According to the United States Agency for International Development (USAID) a fragile state is one in which “the extent to which state-society relations fail to produce outcomes that are considered to be effective and legitimate.” Nearly every fragile state experiences drastic social divisions and little ability to come together in pursuit of civil rights and public goods. And the tragedy is contagious. In terms of poverty in particular, states whose neighbors are fragile are more likely to be fragile as well; likewise, armed conflict and fragility perpetuate each other to the extent that the state soon may spiral down from “fragile” to “failed.”

There exists no easy fix solution to this problem. Fortunately, a 2011 agreement endorsed by 44 countries in Busan, Korea, offers a “New Deal” for engagement in fragile states that provides assistance to those international entities considering engagement in fragile state situations.

The “New Deal” outlines five peace-bulding and state-building goals (PSGs) in an attempt to change the mindsets and priorities of the state in question. The five PSGs are listed as such:

1. Legitimate politics – to encourage inclusive political settlements and conflict resolution
2. Security – to establish and strengthen the security of individuals
3. Justice – to address injustices as well as increase public access to justice
4. Economic foundations – to generate employment
5. Revenues and services – to build a capacity for fair and accountable social services

While some may argue that these are fairly obvious goals for state transition, the agreement stresses that patience be used in a conscious and strategic manner. All too often nations and international assistance groups expect too much too soon and eventually give up on an unsuccessful process. If all goes as planned, the trial period in which this particular plan is being implemented on South Sudan and the Central African Republic should see an upswing in social inclusivity and political representation.

In the words of Foreign Policy writer Seth Kaplan, a successful political transition requires people to come together in agreement of a common identity and a certain set of values upon which to base the rest of the nation. Only time will tell the outcome of this fortuitous social experiment.

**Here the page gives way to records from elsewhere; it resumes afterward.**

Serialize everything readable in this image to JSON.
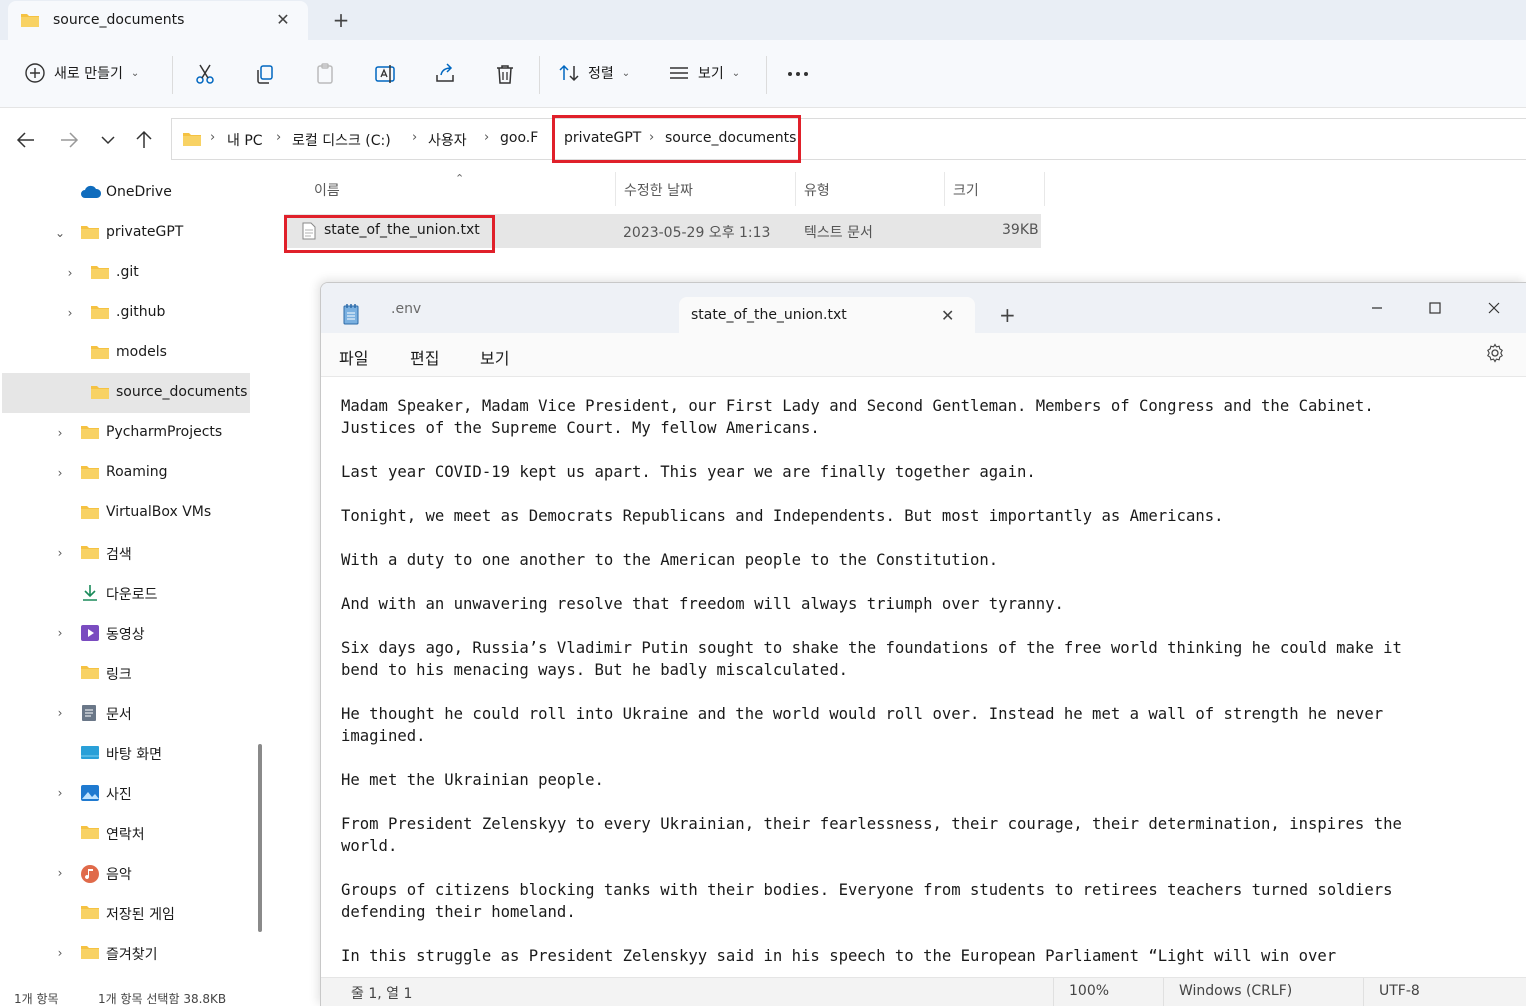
{
  "explorer": {
    "tab_title": "source_documents",
    "toolbar": {
      "new_label": "새로 만들기",
      "sort_label": "정렬",
      "view_label": "보기"
    },
    "breadcrumb": [
      "내 PC",
      "로컬 디스크 (C:)",
      "사용자",
      "goo.F",
      "privateGPT",
      "source_documents"
    ],
    "sidebar": [
      {
        "label": "OneDrive",
        "icon": "cloud-icon"
      },
      {
        "label": "privateGPT",
        "icon": "folder-icon"
      },
      {
        "label": ".git",
        "icon": "folder-icon"
      },
      {
        "label": ".github",
        "icon": "folder-icon"
      },
      {
        "label": "models",
        "icon": "folder-icon"
      },
      {
        "label": "source_documents",
        "icon": "folder-icon"
      },
      {
        "label": "PycharmProjects",
        "icon": "folder-icon"
      },
      {
        "label": "Roaming",
        "icon": "folder-icon"
      },
      {
        "label": "VirtualBox VMs",
        "icon": "folder-icon"
      },
      {
        "label": "검색",
        "icon": "folder-icon"
      },
      {
        "label": "다운로드",
        "icon": "download-icon"
      },
      {
        "label": "동영상",
        "icon": "video-icon"
      },
      {
        "label": "링크",
        "icon": "folder-icon"
      },
      {
        "label": "문서",
        "icon": "document-icon"
      },
      {
        "label": "바탕 화면",
        "icon": "desktop-icon"
      },
      {
        "label": "사진",
        "icon": "picture-icon"
      },
      {
        "label": "연락처",
        "icon": "folder-icon"
      },
      {
        "label": "음악",
        "icon": "music-icon"
      },
      {
        "label": "저장된 게임",
        "icon": "folder-icon"
      },
      {
        "label": "즐겨찾기",
        "icon": "folder-icon"
      }
    ],
    "columns": [
      "이름",
      "수정한 날짜",
      "유형",
      "크기"
    ],
    "files": [
      {
        "name": "state_of_the_union.txt",
        "modified": "2023-05-29 오후 1:13",
        "type": "텍스트 문서",
        "size": "39KB"
      }
    ],
    "status_count": "1개 항목",
    "status_selected": "1개 항목 선택함 38.8KB"
  },
  "notepad": {
    "tabs": [
      {
        "label": ".env",
        "active": false
      },
      {
        "label": "state_of_the_union.txt",
        "active": true
      }
    ],
    "menu": [
      "파일",
      "편집",
      "보기"
    ],
    "content": "Madam Speaker, Madam Vice President, our First Lady and Second Gentleman. Members of Congress and the Cabinet.\nJustices of the Supreme Court. My fellow Americans.\n\nLast year COVID-19 kept us apart. This year we are finally together again.\n\nTonight, we meet as Democrats Republicans and Independents. But most importantly as Americans.\n\nWith a duty to one another to the American people to the Constitution.\n\nAnd with an unwavering resolve that freedom will always triumph over tyranny.\n\nSix days ago, Russia’s Vladimir Putin sought to shake the foundations of the free world thinking he could make it\nbend to his menacing ways. But he badly miscalculated.\n\nHe thought he could roll into Ukraine and the world would roll over. Instead he met a wall of strength he never\nimagined.\n\nHe met the Ukrainian people.\n\nFrom President Zelenskyy to every Ukrainian, their fearlessness, their courage, their determination, inspires the\nworld.\n\nGroups of citizens blocking tanks with their bodies. Everyone from students to retirees teachers turned soldiers\ndefending their homeland.\n\nIn this struggle as President Zelenskyy said in his speech to the European Parliament “Light will win over",
    "status": {
      "position": "줄 1, 열 1",
      "zoom": "100%",
      "line_ending": "Windows (CRLF)",
      "encoding": "UTF-8"
    }
  },
  "colors": {
    "folder": "#f5c242",
    "highlight": "#e0202a",
    "accent": "#0067c0"
  }
}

– Jaclyn Stutz

Sources: The Guardian, Library of European Parliament, Huffington Post, Foreign Policy